Your objective:
Reproduce every line of the listing as written, apart from the pictures.

Dataset excerpts:
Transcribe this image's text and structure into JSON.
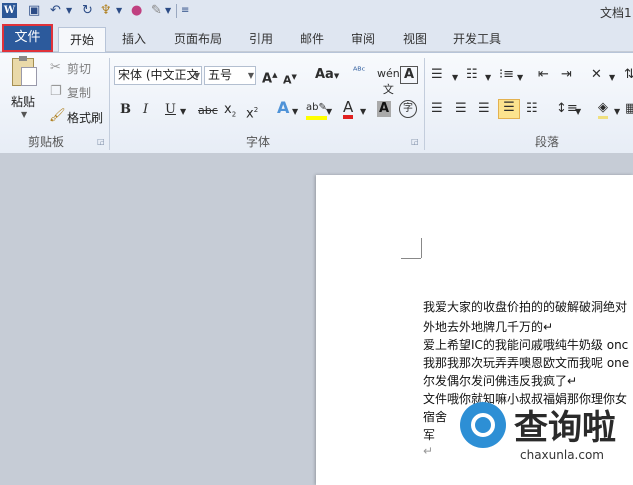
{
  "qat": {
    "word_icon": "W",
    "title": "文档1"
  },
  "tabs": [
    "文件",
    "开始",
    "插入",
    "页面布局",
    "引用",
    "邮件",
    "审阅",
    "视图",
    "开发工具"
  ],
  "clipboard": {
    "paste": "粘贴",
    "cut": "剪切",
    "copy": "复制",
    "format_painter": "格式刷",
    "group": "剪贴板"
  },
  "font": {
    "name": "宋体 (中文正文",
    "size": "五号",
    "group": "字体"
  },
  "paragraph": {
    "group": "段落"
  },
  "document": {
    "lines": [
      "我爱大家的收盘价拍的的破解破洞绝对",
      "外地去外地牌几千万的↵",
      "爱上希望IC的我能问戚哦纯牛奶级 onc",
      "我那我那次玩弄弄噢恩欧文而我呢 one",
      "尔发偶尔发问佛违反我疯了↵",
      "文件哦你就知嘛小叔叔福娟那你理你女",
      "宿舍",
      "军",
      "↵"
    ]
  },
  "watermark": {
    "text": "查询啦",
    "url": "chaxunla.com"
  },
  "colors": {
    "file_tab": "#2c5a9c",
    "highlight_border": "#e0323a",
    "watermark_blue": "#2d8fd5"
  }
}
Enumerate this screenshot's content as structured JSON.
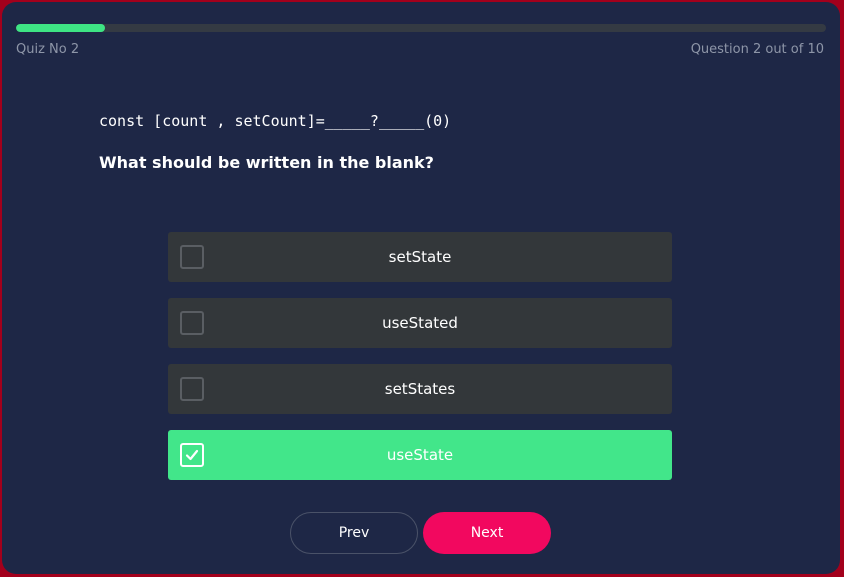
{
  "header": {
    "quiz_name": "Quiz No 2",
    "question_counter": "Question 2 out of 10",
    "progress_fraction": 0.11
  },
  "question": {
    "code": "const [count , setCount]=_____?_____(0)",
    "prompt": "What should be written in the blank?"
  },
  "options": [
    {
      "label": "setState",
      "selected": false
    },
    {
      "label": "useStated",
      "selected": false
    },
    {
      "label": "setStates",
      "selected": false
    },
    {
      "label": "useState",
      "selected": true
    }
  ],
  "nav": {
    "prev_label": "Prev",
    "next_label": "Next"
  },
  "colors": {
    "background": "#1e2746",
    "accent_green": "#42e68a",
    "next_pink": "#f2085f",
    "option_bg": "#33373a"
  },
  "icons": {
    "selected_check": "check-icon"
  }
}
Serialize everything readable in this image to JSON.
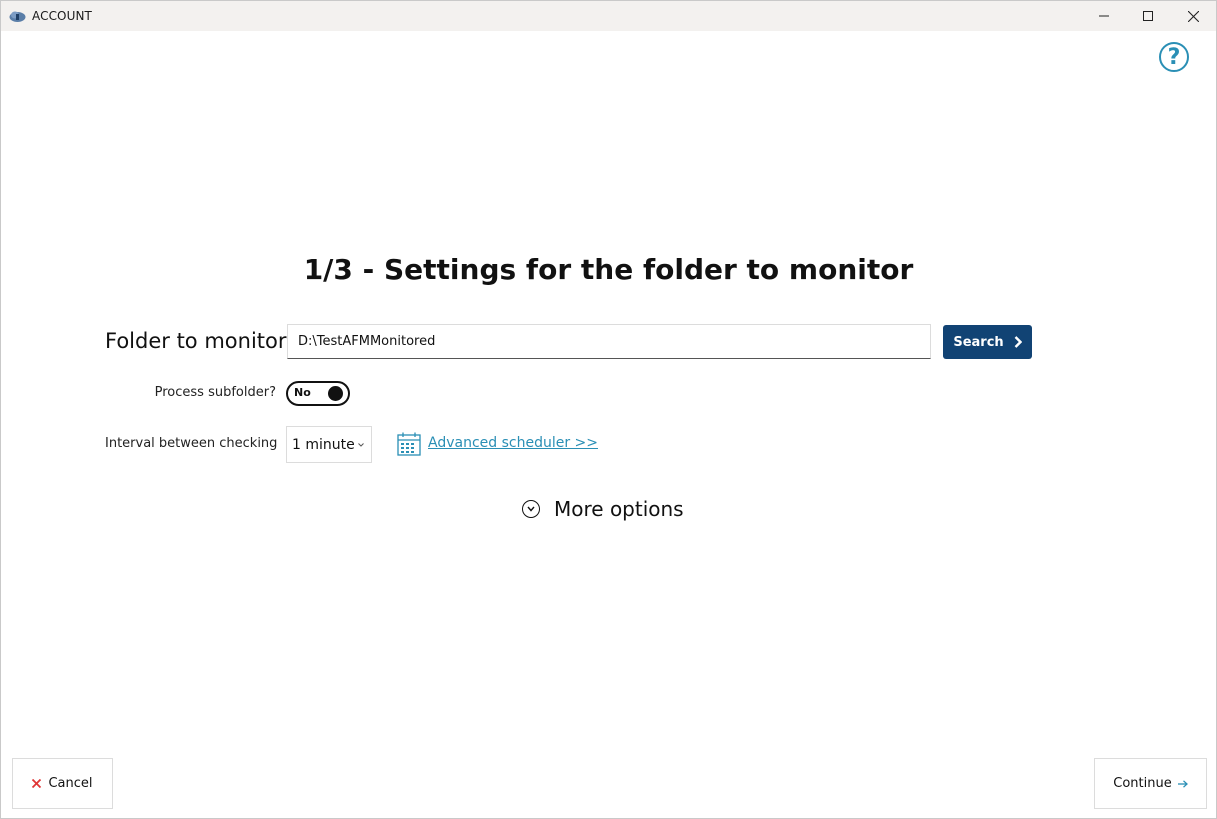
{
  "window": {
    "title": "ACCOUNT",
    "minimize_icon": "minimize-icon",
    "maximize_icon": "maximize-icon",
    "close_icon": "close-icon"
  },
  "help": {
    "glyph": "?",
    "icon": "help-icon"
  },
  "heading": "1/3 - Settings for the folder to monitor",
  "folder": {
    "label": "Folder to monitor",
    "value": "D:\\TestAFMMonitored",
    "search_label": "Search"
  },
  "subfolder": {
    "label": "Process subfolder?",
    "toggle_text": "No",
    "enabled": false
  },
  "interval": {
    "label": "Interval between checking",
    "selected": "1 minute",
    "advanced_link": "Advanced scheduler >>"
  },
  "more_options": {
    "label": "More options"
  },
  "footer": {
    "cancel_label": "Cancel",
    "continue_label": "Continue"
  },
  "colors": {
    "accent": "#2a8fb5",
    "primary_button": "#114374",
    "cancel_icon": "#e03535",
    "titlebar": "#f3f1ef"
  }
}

Task answer:
Transcribe this image's text and structure into JSON.
{
  "qat": {
    "word_icon": "W",
    "title": "文档1"
  },
  "tabs": [
    "文件",
    "开始",
    "插入",
    "页面布局",
    "引用",
    "邮件",
    "审阅",
    "视图",
    "开发工具"
  ],
  "clipboard": {
    "paste": "粘贴",
    "cut": "剪切",
    "copy": "复制",
    "format_painter": "格式刷",
    "group": "剪贴板"
  },
  "font": {
    "name": "宋体 (中文正文",
    "size": "五号",
    "group": "字体"
  },
  "paragraph": {
    "group": "段落"
  },
  "document": {
    "lines": [
      "我爱大家的收盘价拍的的破解破洞绝对",
      "外地去外地牌几千万的↵",
      "爱上希望IC的我能问戚哦纯牛奶级 onc",
      "我那我那次玩弄弄噢恩欧文而我呢 one",
      "尔发偶尔发问佛违反我疯了↵",
      "文件哦你就知嘛小叔叔福娟那你理你女",
      "宿舍",
      "军",
      "↵"
    ]
  },
  "watermark": {
    "text": "查询啦",
    "url": "chaxunla.com"
  },
  "colors": {
    "file_tab": "#2c5a9c",
    "highlight_border": "#e0323a",
    "watermark_blue": "#2d8fd5"
  }
}
Enumerate this screenshot's content as structured JSON.
{
  "header": {
    "quiz_name": "Quiz No 2",
    "question_counter": "Question 2 out of 10",
    "progress_fraction": 0.11
  },
  "question": {
    "code": "const [count , setCount]=_____?_____(0)",
    "prompt": "What should be written in the blank?"
  },
  "options": [
    {
      "label": "setState",
      "selected": false
    },
    {
      "label": "useStated",
      "selected": false
    },
    {
      "label": "setStates",
      "selected": false
    },
    {
      "label": "useState",
      "selected": true
    }
  ],
  "nav": {
    "prev_label": "Prev",
    "next_label": "Next"
  },
  "colors": {
    "background": "#1e2746",
    "accent_green": "#42e68a",
    "next_pink": "#f2085f",
    "option_bg": "#33373a"
  },
  "icons": {
    "selected_check": "check-icon"
  }
}
Serialize everything readable in this image to JSON.
{
  "window": {
    "title": "ACCOUNT",
    "minimize_icon": "minimize-icon",
    "maximize_icon": "maximize-icon",
    "close_icon": "close-icon"
  },
  "help": {
    "glyph": "?",
    "icon": "help-icon"
  },
  "heading": "1/3 - Settings for the folder to monitor",
  "folder": {
    "label": "Folder to monitor",
    "value": "D:\\TestAFMMonitored",
    "search_label": "Search"
  },
  "subfolder": {
    "label": "Process subfolder?",
    "toggle_text": "No",
    "enabled": false
  },
  "interval": {
    "label": "Interval between checking",
    "selected": "1 minute",
    "advanced_link": "Advanced scheduler >>"
  },
  "more_options": {
    "label": "More options"
  },
  "footer": {
    "cancel_label": "Cancel",
    "continue_label": "Continue"
  },
  "colors": {
    "accent": "#2a8fb5",
    "primary_button": "#114374",
    "cancel_icon": "#e03535",
    "titlebar": "#f3f1ef"
  }
}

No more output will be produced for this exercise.